### AIM OF THE EXERCISE
Among the entries below, how many lines contain the string "BrAI"? Reply with that number alone.

(Component data from apps and pages)
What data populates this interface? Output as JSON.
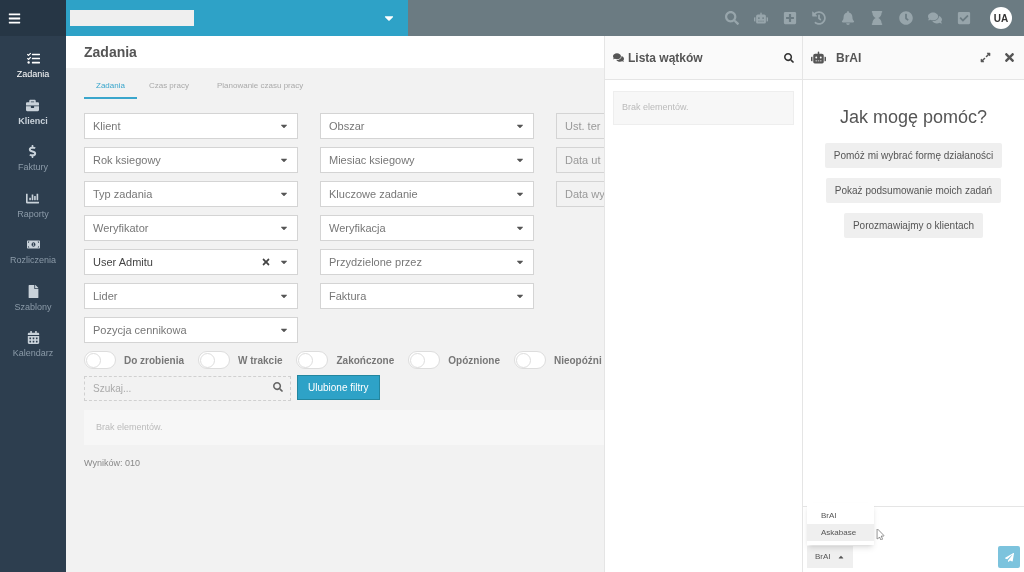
{
  "topbar": {
    "avatar": "UA"
  },
  "sidebar": {
    "items": [
      {
        "label": "Zadania",
        "selected": true,
        "hover": false
      },
      {
        "label": "Klienci",
        "selected": false,
        "hover": true
      },
      {
        "label": "Faktury",
        "selected": false,
        "hover": false
      },
      {
        "label": "Raporty",
        "selected": false,
        "hover": false
      },
      {
        "label": "Rozliczenia",
        "selected": false,
        "hover": false
      },
      {
        "label": "Szablony",
        "selected": false,
        "hover": false
      },
      {
        "label": "Kalendarz",
        "selected": false,
        "hover": false
      }
    ]
  },
  "page": {
    "title": "Zadania",
    "tabs": [
      {
        "label": "Zadania",
        "selected": true
      },
      {
        "label": "Czas pracy",
        "selected": false
      },
      {
        "label": "Planowanie czasu pracy",
        "selected": false
      }
    ],
    "filters_left": [
      {
        "placeholder": "Klient"
      },
      {
        "placeholder": "Rok ksiegowy"
      },
      {
        "placeholder": "Typ zadania"
      },
      {
        "placeholder": "Weryfikator"
      },
      {
        "value": "User Admitu",
        "clearable": true
      },
      {
        "placeholder": "Lider"
      },
      {
        "placeholder": "Pozycja cennikowa"
      }
    ],
    "filters_middle": [
      {
        "placeholder": "Obszar"
      },
      {
        "placeholder": "Miesiac ksiegowy"
      },
      {
        "placeholder": "Kluczowe zadanie"
      },
      {
        "placeholder": "Weryfikacja"
      },
      {
        "placeholder": "Przydzielone przez"
      },
      {
        "placeholder": "Faktura"
      }
    ],
    "filters_right": [
      {
        "placeholder": "Ust. ter"
      },
      {
        "placeholder": "Data ut"
      },
      {
        "placeholder": "Data wy"
      }
    ],
    "toggles": [
      {
        "label": "Do zrobienia",
        "on": false
      },
      {
        "label": "W trakcie",
        "on": false
      },
      {
        "label": "Zakończone",
        "on": false
      },
      {
        "label": "Opóznione",
        "on": false
      },
      {
        "label": "Nieopóźni",
        "on": false
      }
    ],
    "search": {
      "placeholder": "Szukaj..."
    },
    "favorites_button": "Ulubione filtry",
    "empty": "Brak elementów.",
    "results": "Wyników: 010"
  },
  "threads": {
    "title": "Lista wątków",
    "empty": "Brak elementów."
  },
  "assistant": {
    "title": "BrAI",
    "heading": "Jak mogę pomóc?",
    "suggestions": [
      "Pomóż mi wybrać formę działaności",
      "Pokaż podsumowanie moich zadań",
      "Porozmawiajmy o klientach"
    ],
    "model_menu": [
      {
        "label": "BrAI",
        "selected": false
      },
      {
        "label": "Askabase",
        "selected": true
      }
    ],
    "model_button": "BrAI"
  }
}
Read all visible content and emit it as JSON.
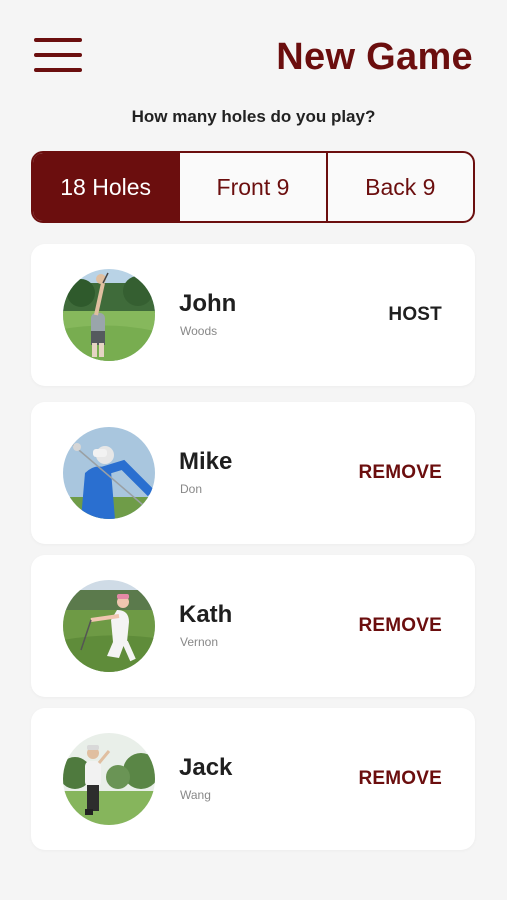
{
  "header": {
    "title": "New Game",
    "menu_icon": "hamburger-menu-icon"
  },
  "question": "How many holes do you play?",
  "hole_options": [
    {
      "label": "18 Holes",
      "selected": true
    },
    {
      "label": "Front 9",
      "selected": false
    },
    {
      "label": "Back 9",
      "selected": false
    }
  ],
  "players": [
    {
      "first_name": "John",
      "last_name": "Woods",
      "action": "HOST"
    },
    {
      "first_name": "Mike",
      "last_name": "Don",
      "action": "REMOVE"
    },
    {
      "first_name": "Kath",
      "last_name": "Vernon",
      "action": "REMOVE"
    },
    {
      "first_name": "Jack",
      "last_name": "Wang",
      "action": "REMOVE"
    }
  ],
  "colors": {
    "accent": "#6b0e0e",
    "background": "#f5f5f5",
    "card": "#ffffff"
  }
}
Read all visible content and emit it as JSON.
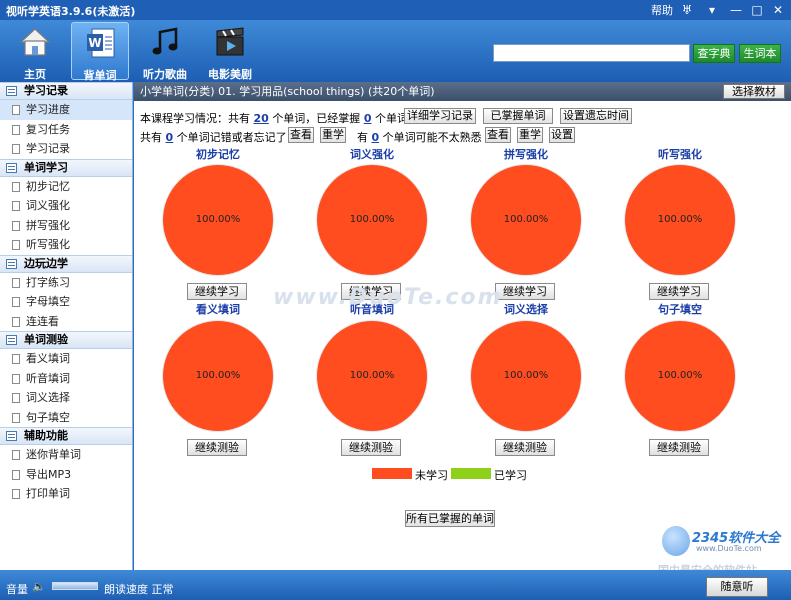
{
  "window": {
    "title": "视听学英语3.9.6(未激活)",
    "help": "帮助",
    "controls": [
      "♅",
      "▾",
      "—",
      "□",
      "✕"
    ]
  },
  "toolbar": {
    "nav": [
      {
        "label": "主页",
        "icon": "home-icon"
      },
      {
        "label": "背单词",
        "icon": "word-doc-icon"
      },
      {
        "label": "听力歌曲",
        "icon": "music-note-icon"
      },
      {
        "label": "电影美剧",
        "icon": "film-clapper-icon"
      }
    ],
    "search_value": "",
    "lookup_label": "查字典",
    "wordbook_label": "生词本"
  },
  "sidebar": {
    "sections": [
      {
        "title": "学习记录",
        "items": [
          "学习进度",
          "复习任务",
          "学习记录"
        ]
      },
      {
        "title": "单词学习",
        "items": [
          "初步记忆",
          "词义强化",
          "拼写强化",
          "听写强化"
        ]
      },
      {
        "title": "边玩边学",
        "items": [
          "打字练习",
          "字母填空",
          "连连看"
        ]
      },
      {
        "title": "单词测验",
        "items": [
          "看义填词",
          "听音填词",
          "词义选择",
          "句子填空"
        ]
      },
      {
        "title": "辅助功能",
        "items": [
          "迷你背单词",
          "导出MP3",
          "打印单词"
        ]
      }
    ]
  },
  "main": {
    "course_title": "小学单词(分类) 01. 学习用品(school things) (共20个单词)",
    "select_course": "选择教材",
    "stats1": {
      "prefix": "本课程学习情况：共有",
      "total": "20",
      "mid": "个单词，已经掌握",
      "mastered": "0",
      "suffix": "个单词；"
    },
    "stats1_buttons": [
      "详细学习记录",
      "已掌握单词",
      "设置遗忘时间"
    ],
    "stats2": {
      "prefix": "共有",
      "forgot": "0",
      "mid": "个单词记错或者忘记了",
      "mid2": "有",
      "unsure": "0",
      "suffix": "个单词可能不太熟悉"
    },
    "view_label": "查看",
    "relearn_label": "重学",
    "settings_label": "设置",
    "pies_top": [
      {
        "title": "初步记忆",
        "value": "100.00%",
        "button": "继续学习"
      },
      {
        "title": "词义强化",
        "value": "100.00%",
        "button": "继续学习"
      },
      {
        "title": "拼写强化",
        "value": "100.00%",
        "button": "继续学习"
      },
      {
        "title": "听写强化",
        "value": "100.00%",
        "button": "继续学习"
      }
    ],
    "pies_bottom": [
      {
        "title": "看义填词",
        "value": "100.00%",
        "button": "继续测验"
      },
      {
        "title": "听音填词",
        "value": "100.00%",
        "button": "继续测验"
      },
      {
        "title": "词义选择",
        "value": "100.00%",
        "button": "继续测验"
      },
      {
        "title": "句子填空",
        "value": "100.00%",
        "button": "继续测验"
      }
    ],
    "legend": [
      {
        "label": "未学习",
        "color": "#ff4d1f"
      },
      {
        "label": "已学习",
        "color": "#8fd01b"
      }
    ],
    "mastered_all": "所有已掌握的单词",
    "watermark": "www.DuoTe.com",
    "logo": {
      "brand": "2345软件大全",
      "url": "www.DuoTe.com",
      "slogan": "国内最安全的软件站"
    }
  },
  "status": {
    "volume": "音量",
    "speed_label": "朗读速度",
    "speed_value": "正常",
    "random_listen": "随意听"
  }
}
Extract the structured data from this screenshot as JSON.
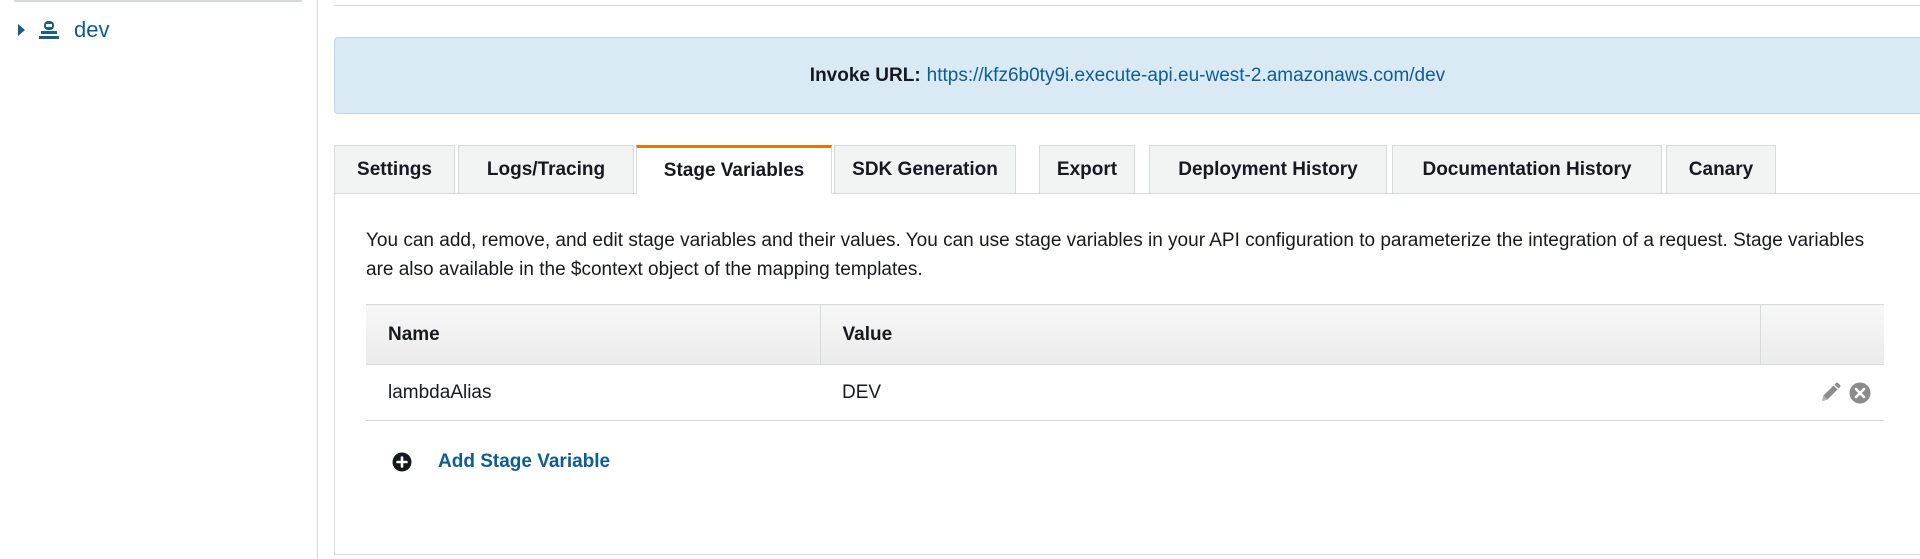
{
  "stage_tree": {
    "items": [
      {
        "label": "dev",
        "icon": "stage-icon",
        "expanded": false
      }
    ]
  },
  "invoke": {
    "label": "Invoke URL:",
    "url": "https://kfz6b0ty9i.execute-api.eu-west-2.amazonaws.com/dev"
  },
  "tabs": [
    {
      "label": "Settings",
      "active": false
    },
    {
      "label": "Logs/Tracing",
      "active": false
    },
    {
      "label": "Stage Variables",
      "active": true
    },
    {
      "label": "SDK Generation",
      "active": false
    },
    {
      "label": "Export",
      "active": false
    },
    {
      "label": "Deployment History",
      "active": false
    },
    {
      "label": "Documentation History",
      "active": false
    },
    {
      "label": "Canary",
      "active": false
    }
  ],
  "stage_variables": {
    "description": "You can add, remove, and edit stage variables and their values. You can use stage variables in your API configuration to parameterize the integration of a request. Stage variables are also available in the $context object of the mapping templates.",
    "columns": [
      "Name",
      "Value",
      ""
    ],
    "rows": [
      {
        "name": "lambdaAlias",
        "value": "DEV"
      }
    ],
    "add_label": "Add Stage Variable"
  },
  "colors": {
    "accent": "#ec7211",
    "link": "#0e5c95",
    "info_bg": "#d9eaf5",
    "icon_gray": "#8c8c8c"
  }
}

### YOUR RESPONSE
3